### Task statement
Across the listing below, how many lines have the word "description" in them? Provide only the number.

### Task input

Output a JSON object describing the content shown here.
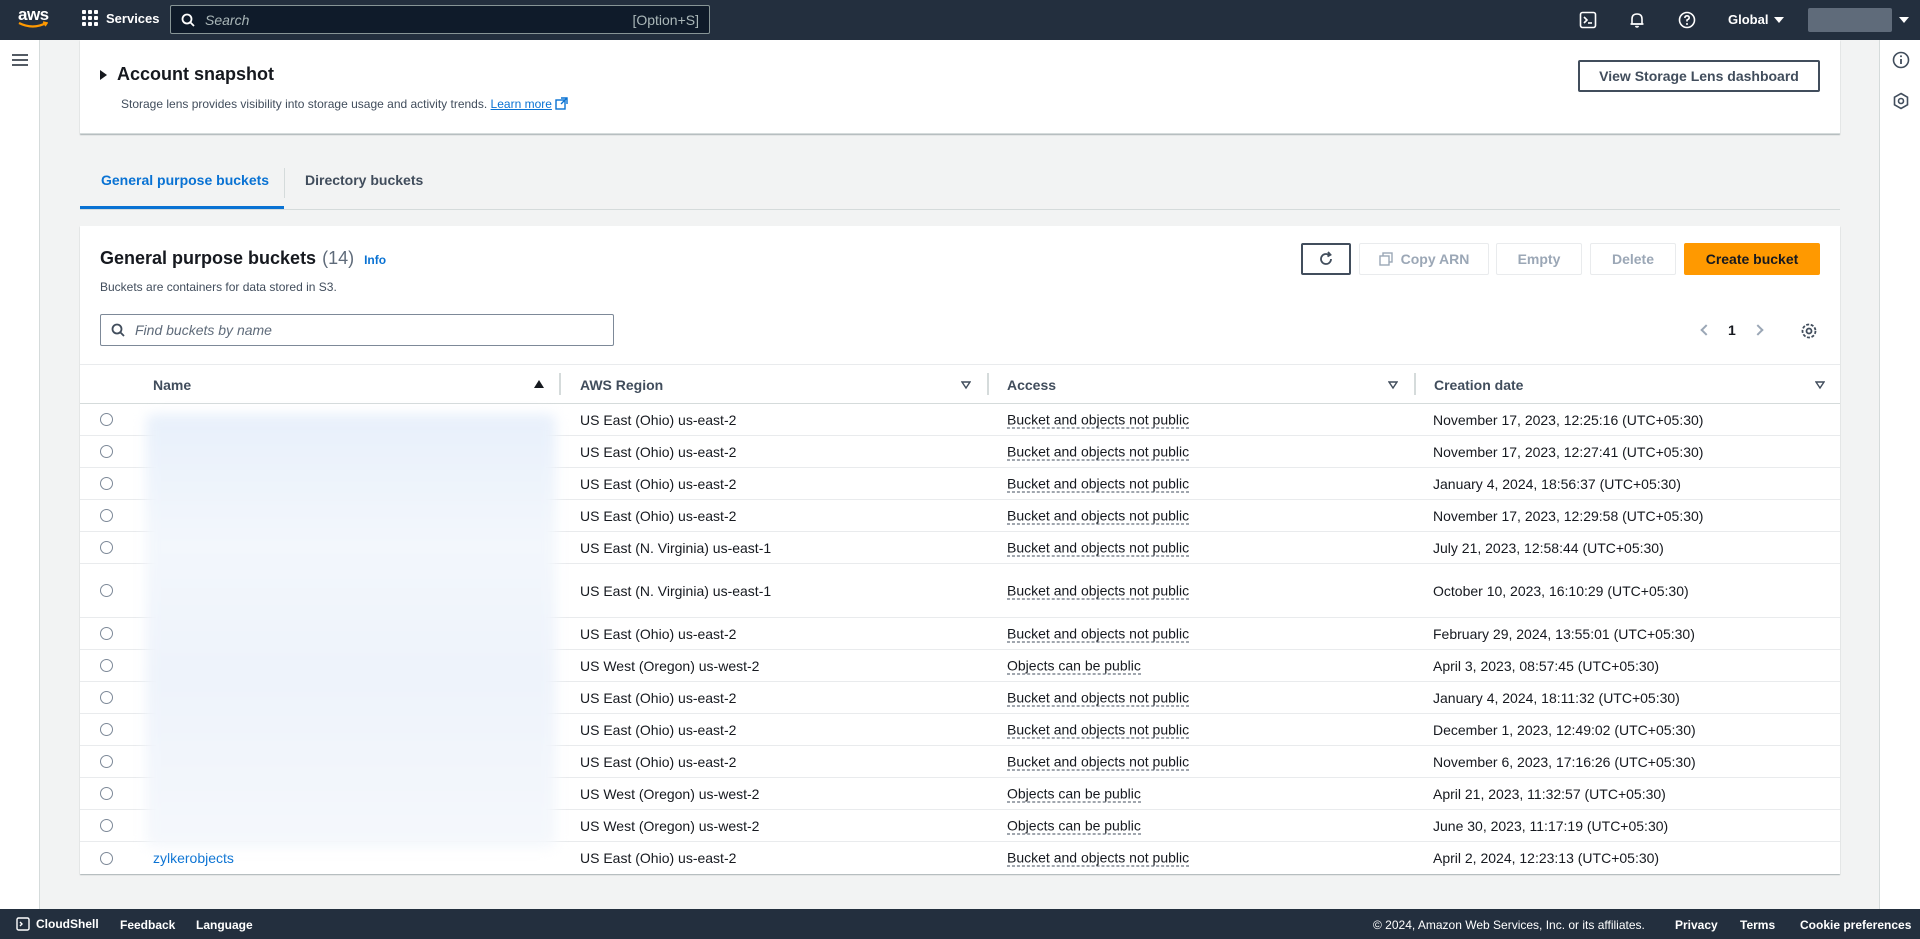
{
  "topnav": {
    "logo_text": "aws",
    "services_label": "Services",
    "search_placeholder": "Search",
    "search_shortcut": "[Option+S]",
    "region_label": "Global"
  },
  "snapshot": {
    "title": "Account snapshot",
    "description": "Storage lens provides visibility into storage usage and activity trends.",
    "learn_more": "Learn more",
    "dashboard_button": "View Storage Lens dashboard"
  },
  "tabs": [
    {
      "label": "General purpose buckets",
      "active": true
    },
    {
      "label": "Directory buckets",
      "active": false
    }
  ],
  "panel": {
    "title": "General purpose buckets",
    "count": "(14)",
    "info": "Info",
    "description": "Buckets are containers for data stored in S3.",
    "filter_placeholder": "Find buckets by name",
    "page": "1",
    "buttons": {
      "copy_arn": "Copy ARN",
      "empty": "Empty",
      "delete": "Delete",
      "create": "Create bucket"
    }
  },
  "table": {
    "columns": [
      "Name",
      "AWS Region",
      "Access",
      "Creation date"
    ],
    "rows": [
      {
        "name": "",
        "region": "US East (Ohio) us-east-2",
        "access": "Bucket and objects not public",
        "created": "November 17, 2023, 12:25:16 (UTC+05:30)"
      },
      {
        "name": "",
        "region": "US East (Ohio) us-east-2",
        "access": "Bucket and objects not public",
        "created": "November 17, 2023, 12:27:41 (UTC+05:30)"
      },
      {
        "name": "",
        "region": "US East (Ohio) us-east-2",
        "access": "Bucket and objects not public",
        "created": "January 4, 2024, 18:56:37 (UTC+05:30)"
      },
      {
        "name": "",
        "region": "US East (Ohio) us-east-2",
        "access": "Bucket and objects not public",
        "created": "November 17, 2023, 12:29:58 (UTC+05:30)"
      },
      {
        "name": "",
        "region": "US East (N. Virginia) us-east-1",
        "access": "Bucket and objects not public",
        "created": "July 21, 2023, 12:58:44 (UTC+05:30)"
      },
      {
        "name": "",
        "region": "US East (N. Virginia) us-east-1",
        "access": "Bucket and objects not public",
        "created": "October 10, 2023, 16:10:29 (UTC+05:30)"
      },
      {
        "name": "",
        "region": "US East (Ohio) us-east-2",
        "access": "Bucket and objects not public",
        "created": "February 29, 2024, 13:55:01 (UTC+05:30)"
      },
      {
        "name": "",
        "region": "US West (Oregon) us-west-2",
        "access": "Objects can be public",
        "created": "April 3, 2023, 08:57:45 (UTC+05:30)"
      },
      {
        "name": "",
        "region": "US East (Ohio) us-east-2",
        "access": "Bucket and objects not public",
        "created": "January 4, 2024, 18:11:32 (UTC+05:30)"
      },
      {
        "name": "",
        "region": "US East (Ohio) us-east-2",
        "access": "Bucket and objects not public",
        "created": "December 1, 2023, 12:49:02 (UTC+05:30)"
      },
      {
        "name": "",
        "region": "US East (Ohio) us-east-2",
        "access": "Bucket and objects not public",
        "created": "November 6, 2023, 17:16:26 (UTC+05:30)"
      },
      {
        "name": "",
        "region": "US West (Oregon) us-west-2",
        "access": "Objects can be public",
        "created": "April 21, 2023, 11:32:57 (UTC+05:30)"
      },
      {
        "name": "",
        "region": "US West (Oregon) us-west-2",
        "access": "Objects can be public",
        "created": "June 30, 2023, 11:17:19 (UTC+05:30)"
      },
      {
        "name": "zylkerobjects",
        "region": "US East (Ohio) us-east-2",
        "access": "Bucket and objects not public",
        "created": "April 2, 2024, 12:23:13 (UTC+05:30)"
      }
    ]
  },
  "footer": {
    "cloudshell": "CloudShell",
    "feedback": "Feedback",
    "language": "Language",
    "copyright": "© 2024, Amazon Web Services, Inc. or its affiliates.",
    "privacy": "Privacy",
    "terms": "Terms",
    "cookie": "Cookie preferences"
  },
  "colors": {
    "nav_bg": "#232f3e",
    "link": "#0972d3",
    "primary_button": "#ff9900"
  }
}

### Solution to this exercise
2